*** Begin section ***

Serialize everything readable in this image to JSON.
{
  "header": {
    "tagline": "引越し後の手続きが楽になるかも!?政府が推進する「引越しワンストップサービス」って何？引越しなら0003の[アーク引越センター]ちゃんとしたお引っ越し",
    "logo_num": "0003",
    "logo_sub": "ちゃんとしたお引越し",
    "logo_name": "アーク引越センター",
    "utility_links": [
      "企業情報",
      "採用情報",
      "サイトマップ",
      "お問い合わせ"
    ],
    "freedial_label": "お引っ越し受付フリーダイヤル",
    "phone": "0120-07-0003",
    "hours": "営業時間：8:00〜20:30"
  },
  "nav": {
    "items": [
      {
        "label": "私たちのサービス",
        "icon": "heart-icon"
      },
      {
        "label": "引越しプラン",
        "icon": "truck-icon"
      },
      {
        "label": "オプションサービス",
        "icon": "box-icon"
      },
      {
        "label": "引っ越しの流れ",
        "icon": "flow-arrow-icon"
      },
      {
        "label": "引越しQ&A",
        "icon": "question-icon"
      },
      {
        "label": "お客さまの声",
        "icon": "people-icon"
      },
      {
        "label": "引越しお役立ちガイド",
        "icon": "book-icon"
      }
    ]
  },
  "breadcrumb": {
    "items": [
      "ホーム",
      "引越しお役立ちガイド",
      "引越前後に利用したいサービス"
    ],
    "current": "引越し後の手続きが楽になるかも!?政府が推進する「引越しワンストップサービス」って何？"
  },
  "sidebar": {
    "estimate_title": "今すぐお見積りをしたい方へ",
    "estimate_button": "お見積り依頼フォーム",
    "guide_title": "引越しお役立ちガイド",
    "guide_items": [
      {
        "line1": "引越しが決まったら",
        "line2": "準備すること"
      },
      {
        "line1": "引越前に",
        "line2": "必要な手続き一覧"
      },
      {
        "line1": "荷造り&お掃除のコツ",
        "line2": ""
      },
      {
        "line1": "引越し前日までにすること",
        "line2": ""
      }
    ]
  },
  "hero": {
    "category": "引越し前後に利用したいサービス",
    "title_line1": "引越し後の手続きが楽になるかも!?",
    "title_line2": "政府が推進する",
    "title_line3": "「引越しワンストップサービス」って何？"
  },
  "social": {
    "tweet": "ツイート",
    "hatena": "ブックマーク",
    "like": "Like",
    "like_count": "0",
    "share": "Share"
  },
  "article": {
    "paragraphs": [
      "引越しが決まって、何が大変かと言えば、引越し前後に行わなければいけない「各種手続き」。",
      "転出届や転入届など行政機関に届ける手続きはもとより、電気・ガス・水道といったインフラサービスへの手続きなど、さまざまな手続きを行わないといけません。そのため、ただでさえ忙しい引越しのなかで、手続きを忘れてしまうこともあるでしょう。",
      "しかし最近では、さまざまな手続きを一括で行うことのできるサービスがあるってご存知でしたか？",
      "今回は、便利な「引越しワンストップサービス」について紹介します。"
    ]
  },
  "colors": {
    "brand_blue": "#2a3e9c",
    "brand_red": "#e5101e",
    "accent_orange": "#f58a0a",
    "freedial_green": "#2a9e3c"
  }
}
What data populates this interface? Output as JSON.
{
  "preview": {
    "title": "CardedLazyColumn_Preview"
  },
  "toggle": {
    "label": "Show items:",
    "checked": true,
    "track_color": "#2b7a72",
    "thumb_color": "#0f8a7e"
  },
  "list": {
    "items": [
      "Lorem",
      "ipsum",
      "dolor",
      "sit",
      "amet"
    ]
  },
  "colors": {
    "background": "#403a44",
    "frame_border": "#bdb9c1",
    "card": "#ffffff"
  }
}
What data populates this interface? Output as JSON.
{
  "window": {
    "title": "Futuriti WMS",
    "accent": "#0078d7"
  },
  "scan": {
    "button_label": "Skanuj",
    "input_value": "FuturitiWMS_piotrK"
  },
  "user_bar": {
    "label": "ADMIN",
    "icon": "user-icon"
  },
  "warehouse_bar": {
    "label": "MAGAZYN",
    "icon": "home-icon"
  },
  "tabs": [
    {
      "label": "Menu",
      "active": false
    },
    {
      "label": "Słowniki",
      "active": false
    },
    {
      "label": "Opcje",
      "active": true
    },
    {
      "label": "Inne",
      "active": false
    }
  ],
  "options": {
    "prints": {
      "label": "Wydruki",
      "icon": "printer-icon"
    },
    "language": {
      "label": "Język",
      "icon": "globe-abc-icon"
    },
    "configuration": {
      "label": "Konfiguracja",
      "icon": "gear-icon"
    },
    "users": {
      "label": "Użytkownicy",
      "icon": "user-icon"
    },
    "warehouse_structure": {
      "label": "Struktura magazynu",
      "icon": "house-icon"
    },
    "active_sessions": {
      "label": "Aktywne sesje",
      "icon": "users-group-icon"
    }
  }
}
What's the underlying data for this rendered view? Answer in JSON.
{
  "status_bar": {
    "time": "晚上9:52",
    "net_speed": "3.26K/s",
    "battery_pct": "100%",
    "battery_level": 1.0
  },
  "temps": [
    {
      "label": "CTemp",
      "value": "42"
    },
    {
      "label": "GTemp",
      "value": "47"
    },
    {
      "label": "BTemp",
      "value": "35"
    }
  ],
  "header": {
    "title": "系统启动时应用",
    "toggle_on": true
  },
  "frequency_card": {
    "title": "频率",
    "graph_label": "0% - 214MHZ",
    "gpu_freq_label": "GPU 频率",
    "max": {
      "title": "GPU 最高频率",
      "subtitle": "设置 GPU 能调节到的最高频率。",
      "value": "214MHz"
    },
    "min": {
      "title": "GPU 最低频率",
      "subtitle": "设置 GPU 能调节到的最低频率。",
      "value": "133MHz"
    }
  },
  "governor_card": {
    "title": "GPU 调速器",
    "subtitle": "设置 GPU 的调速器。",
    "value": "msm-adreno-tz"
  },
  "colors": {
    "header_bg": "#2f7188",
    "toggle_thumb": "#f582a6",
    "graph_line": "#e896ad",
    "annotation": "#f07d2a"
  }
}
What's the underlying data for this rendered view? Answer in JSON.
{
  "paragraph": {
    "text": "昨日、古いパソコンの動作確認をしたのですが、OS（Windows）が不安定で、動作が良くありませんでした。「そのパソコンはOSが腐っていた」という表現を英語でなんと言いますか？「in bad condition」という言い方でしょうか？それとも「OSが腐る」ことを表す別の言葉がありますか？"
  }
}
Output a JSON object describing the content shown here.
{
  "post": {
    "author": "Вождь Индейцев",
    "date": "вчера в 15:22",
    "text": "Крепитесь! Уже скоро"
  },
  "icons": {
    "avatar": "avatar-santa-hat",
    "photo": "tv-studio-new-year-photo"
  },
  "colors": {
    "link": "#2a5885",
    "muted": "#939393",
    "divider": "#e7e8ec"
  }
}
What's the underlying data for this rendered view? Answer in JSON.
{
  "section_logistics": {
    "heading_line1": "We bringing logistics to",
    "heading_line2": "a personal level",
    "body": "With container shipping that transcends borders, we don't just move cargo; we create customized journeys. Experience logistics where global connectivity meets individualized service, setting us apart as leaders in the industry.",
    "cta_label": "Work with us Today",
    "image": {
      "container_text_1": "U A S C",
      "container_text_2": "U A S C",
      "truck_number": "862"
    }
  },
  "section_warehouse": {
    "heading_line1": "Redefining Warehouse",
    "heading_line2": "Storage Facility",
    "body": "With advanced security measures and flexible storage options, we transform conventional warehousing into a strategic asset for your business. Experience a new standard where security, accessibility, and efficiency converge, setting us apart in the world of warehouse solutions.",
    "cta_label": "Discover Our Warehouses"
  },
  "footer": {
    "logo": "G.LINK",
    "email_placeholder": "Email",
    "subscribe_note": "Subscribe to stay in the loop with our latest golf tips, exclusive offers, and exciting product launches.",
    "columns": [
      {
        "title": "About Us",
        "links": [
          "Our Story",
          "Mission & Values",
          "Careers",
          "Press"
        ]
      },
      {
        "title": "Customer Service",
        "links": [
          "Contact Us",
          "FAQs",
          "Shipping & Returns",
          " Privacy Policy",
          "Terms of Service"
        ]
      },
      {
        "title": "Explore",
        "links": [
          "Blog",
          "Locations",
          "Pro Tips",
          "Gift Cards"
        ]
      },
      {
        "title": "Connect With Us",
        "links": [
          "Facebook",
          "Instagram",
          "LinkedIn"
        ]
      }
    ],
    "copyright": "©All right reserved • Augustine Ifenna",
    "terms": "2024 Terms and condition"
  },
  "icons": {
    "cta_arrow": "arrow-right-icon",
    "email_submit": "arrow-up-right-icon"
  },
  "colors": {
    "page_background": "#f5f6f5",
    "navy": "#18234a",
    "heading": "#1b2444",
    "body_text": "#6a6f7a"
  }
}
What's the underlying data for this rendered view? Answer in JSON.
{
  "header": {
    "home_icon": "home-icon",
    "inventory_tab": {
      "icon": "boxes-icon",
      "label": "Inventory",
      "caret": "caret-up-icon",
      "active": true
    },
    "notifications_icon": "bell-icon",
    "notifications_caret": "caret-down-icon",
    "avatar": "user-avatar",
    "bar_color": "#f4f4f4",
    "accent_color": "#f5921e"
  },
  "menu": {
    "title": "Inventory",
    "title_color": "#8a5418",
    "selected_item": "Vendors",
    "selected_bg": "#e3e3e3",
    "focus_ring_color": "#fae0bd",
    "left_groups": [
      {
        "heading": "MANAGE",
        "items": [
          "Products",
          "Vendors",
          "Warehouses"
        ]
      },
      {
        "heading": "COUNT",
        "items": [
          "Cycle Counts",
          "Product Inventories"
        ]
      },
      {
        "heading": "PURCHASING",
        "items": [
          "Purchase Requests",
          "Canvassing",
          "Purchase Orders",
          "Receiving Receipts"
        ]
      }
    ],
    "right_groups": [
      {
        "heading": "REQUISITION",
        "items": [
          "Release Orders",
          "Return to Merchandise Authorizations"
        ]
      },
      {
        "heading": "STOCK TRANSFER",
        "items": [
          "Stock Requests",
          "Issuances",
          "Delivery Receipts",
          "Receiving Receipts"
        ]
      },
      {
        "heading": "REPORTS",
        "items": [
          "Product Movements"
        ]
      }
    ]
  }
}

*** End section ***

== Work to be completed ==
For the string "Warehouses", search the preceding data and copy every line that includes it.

== Response to the task ==
    "cta_label": "Discover Our Warehouses"
          "Warehouses"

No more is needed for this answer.